March 11, 2011— -- The record-setting 8.9 magnitude earthquake that rocked Japan today sent millions around the globe to social media websites to spread news, share videos and donate to help victims of the quake and the tsunami in the Pacific.
In the immediate aftermath of the disaster, Japan's mobile phones were largely silenced because of a spike in demand. For many, including American travelers and expats, Facebook and Twitter became the best link to worried family members.
Watch "World News with Diane Sawyer" for the latest on the "Disaster in the Pacific" tonight.
Dan Schallau, an American who has lived in Japan for nearly a decade, was driving in his car when the quake struck. While he and his wife are fine, he said that he was "overwhelmed" by e-mails from concerned friends and family in the U.S. A blast message on Facebook allowed him to spread the news quickly.
"Basically, I posted on Facebook, 'Thank you for your concern. I'll get back to you," he said.
Nicholas Savino, an American law student, was landing in Japan during spring break at the moment the earthquake hit. When he stepped off the plane, he found the country's phone infrastructure largely in disarray.
"I've been using the Internet to speak exclusively. The phone networks have been down," Savino said, adding that he has relied primarily on e-mail and social networking to communicate. "Luckily, the hotel has Internet."
Google even set up a "Person Finder" web app to link victims with family. More than 7,000 records were entered on the site as of this afternoon.
Thousands of Videos Shared on YouTube
Before the earth even stopped shaking in Japan, plenty of people had the presence of mind to pull out video cameras and share the scenes around them with the world.
As of this afternoon, more than 9,000 earthquake-related videos and 7,000 tsunami-related videos had been uploaded to YouTube in the hours since the disaster began, the video sharing site told ABC News.
YouTube, Twitter Spike with Japan Earthquake News
Many of the YouTube clips showed gripping first-person accounts of homes shaking, grocery store shelves rocking, and scared crowds standing in the streets.
In one dramatic video, the camera operator taped while fleeing a quaking home. The images of boxes falling and picture frames swaying had been viewed more than 1 million times by this afternoon.
On Twitter, hashtags such as #prayforjapan, Fukushima and Sundai rose to the top of the site's "trending topics" index as people spread news and images of the quake.

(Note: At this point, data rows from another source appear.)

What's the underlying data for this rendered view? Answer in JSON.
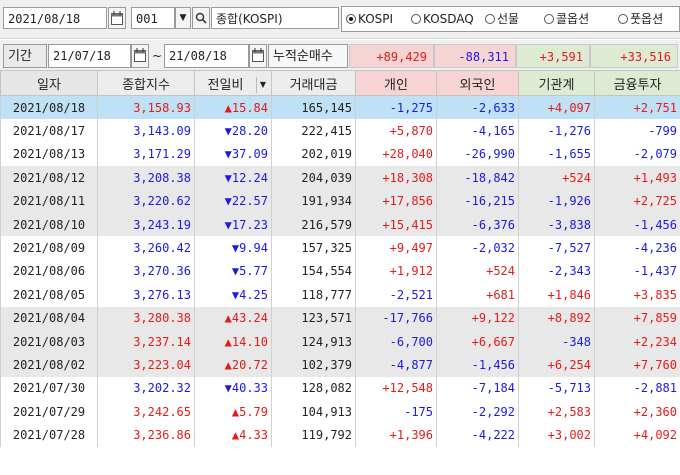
{
  "toolbar": {
    "date": "2021/08/18",
    "code": "001",
    "index_name": "종합(KOSPI)",
    "radios": [
      {
        "label": "KOSPI",
        "selected": true
      },
      {
        "label": "KOSDAQ",
        "selected": false
      },
      {
        "label": "선물",
        "selected": false
      },
      {
        "label": "콜옵션",
        "selected": false
      },
      {
        "label": "풋옵션",
        "selected": false
      }
    ]
  },
  "period": {
    "label": "기간",
    "start": "21/07/18",
    "sep": "~",
    "end": "21/08/18",
    "mode_label": "누적순매수",
    "totals": [
      "+89,429",
      "-88,311",
      "+3,591",
      "+33,516"
    ]
  },
  "table": {
    "headers": [
      "일자",
      "종합지수",
      "전일비",
      "거래대금",
      "개인",
      "외국인",
      "기관계",
      "금융투자"
    ],
    "rows": [
      {
        "date": "2021/08/18",
        "index": "3,158.93",
        "dir": "up",
        "chg": "15.84",
        "amount": "165,145",
        "indiv": "-1,275",
        "foreign": "-2,633",
        "inst": "+4,097",
        "fin": "+2,751",
        "style": "sel"
      },
      {
        "date": "2021/08/17",
        "index": "3,143.09",
        "dir": "down",
        "chg": "28.20",
        "amount": "222,415",
        "indiv": "+5,870",
        "foreign": "-4,165",
        "inst": "-1,276",
        "fin": "-799",
        "style": "white"
      },
      {
        "date": "2021/08/13",
        "index": "3,171.29",
        "dir": "down",
        "chg": "37.09",
        "amount": "202,019",
        "indiv": "+28,040",
        "foreign": "-26,990",
        "inst": "-1,655",
        "fin": "-2,079",
        "style": "white"
      },
      {
        "date": "2021/08/12",
        "index": "3,208.38",
        "dir": "down",
        "chg": "12.24",
        "amount": "204,039",
        "indiv": "+18,308",
        "foreign": "-18,842",
        "inst": "+524",
        "fin": "+1,493",
        "style": "gray"
      },
      {
        "date": "2021/08/11",
        "index": "3,220.62",
        "dir": "down",
        "chg": "22.57",
        "amount": "191,934",
        "indiv": "+17,856",
        "foreign": "-16,215",
        "inst": "-1,926",
        "fin": "+2,725",
        "style": "gray"
      },
      {
        "date": "2021/08/10",
        "index": "3,243.19",
        "dir": "down",
        "chg": "17.23",
        "amount": "216,579",
        "indiv": "+15,415",
        "foreign": "-6,376",
        "inst": "-3,838",
        "fin": "-1,456",
        "style": "gray"
      },
      {
        "date": "2021/08/09",
        "index": "3,260.42",
        "dir": "down",
        "chg": "9.94",
        "amount": "157,325",
        "indiv": "+9,497",
        "foreign": "-2,032",
        "inst": "-7,527",
        "fin": "-4,236",
        "style": "white"
      },
      {
        "date": "2021/08/06",
        "index": "3,270.36",
        "dir": "down",
        "chg": "5.77",
        "amount": "154,554",
        "indiv": "+1,912",
        "foreign": "+524",
        "inst": "-2,343",
        "fin": "-1,437",
        "style": "white"
      },
      {
        "date": "2021/08/05",
        "index": "3,276.13",
        "dir": "down",
        "chg": "4.25",
        "amount": "118,777",
        "indiv": "-2,521",
        "foreign": "+681",
        "inst": "+1,846",
        "fin": "+3,835",
        "style": "white"
      },
      {
        "date": "2021/08/04",
        "index": "3,280.38",
        "dir": "up",
        "chg": "43.24",
        "amount": "123,571",
        "indiv": "-17,766",
        "foreign": "+9,122",
        "inst": "+8,892",
        "fin": "+7,859",
        "style": "gray"
      },
      {
        "date": "2021/08/03",
        "index": "3,237.14",
        "dir": "up",
        "chg": "14.10",
        "amount": "124,913",
        "indiv": "-6,700",
        "foreign": "+6,667",
        "inst": "-348",
        "fin": "+2,234",
        "style": "gray"
      },
      {
        "date": "2021/08/02",
        "index": "3,223.04",
        "dir": "up",
        "chg": "20.72",
        "amount": "102,379",
        "indiv": "-4,877",
        "foreign": "-1,456",
        "inst": "+6,254",
        "fin": "+7,760",
        "style": "gray"
      },
      {
        "date": "2021/07/30",
        "index": "3,202.32",
        "dir": "down",
        "chg": "40.33",
        "amount": "128,082",
        "indiv": "+12,548",
        "foreign": "-7,184",
        "inst": "-5,713",
        "fin": "-2,881",
        "style": "white"
      },
      {
        "date": "2021/07/29",
        "index": "3,242.65",
        "dir": "up",
        "chg": "5.79",
        "amount": "104,913",
        "indiv": "-175",
        "foreign": "-2,292",
        "inst": "+2,583",
        "fin": "+2,360",
        "style": "white"
      },
      {
        "date": "2021/07/28",
        "index": "3,236.86",
        "dir": "up",
        "chg": "4.33",
        "amount": "119,792",
        "indiv": "+1,396",
        "foreign": "-4,222",
        "inst": "+3,002",
        "fin": "+4,092",
        "style": "white"
      }
    ]
  },
  "colors": {
    "up": "#e31b1b",
    "down": "#1a1ae0",
    "selected": "#bfe1f6",
    "alt": "#e8e8e8"
  }
}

Even Tokyo Disneyland jumped to the top of the list, fueled in part by a photo posted on TwitPic showing crowds of Japanese tourists seated on the ground during the quake in the middle of the Disney theme park.
Aid organizations also rushed to leverage social media to collect funds for disaster victims.
"Text REDCROSS" surged as a trending topic on Twitter as the organization began to collect $10 donations to assist victims in Japan and tsunami victims around the Pacific Rim. The Red Cross said this afternoon that it's still too early to tell how much money has been received through the text system, which was used to great success to raise money after last year's earthquake in Haiti.
ABC's Michael Murray and the Associated Press contributed to this report.